--- SOURCE DATA ---
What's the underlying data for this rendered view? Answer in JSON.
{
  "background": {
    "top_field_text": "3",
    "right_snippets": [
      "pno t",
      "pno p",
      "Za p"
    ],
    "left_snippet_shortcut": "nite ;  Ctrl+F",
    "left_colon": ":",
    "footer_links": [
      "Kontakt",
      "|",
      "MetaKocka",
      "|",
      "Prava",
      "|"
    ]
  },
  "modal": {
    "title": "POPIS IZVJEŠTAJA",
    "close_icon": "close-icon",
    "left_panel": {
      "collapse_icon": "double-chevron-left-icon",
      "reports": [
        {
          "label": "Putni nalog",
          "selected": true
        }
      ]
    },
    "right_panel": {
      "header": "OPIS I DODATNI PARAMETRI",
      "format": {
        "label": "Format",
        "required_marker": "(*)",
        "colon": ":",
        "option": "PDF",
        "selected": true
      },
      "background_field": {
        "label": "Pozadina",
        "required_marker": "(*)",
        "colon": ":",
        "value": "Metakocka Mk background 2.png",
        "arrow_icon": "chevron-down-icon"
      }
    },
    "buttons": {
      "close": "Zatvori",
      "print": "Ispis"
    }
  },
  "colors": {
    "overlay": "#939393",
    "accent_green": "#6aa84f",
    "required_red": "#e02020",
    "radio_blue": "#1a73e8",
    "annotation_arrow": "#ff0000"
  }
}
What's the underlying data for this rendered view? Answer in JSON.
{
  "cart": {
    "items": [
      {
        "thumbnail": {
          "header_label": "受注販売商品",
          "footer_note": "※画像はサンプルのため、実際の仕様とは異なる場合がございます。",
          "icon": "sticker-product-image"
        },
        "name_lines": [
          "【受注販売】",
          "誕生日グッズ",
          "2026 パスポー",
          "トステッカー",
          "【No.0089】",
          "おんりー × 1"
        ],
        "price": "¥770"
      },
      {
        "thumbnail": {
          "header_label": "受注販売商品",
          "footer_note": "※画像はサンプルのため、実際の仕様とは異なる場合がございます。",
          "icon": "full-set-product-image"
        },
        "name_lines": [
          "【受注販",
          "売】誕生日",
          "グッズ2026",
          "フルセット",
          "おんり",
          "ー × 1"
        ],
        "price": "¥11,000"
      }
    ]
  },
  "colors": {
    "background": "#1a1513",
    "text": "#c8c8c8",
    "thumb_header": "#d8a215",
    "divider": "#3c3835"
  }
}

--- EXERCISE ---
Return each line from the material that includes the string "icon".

--- SOLUTION FOR THIS PROBLEM ---
    "close_icon": "close-icon",
      "collapse_icon": "double-chevron-left-icon",
        "arrow_icon": "chevron-down-icon"
          "icon": "sticker-product-image"
          "icon": "full-set-product-image"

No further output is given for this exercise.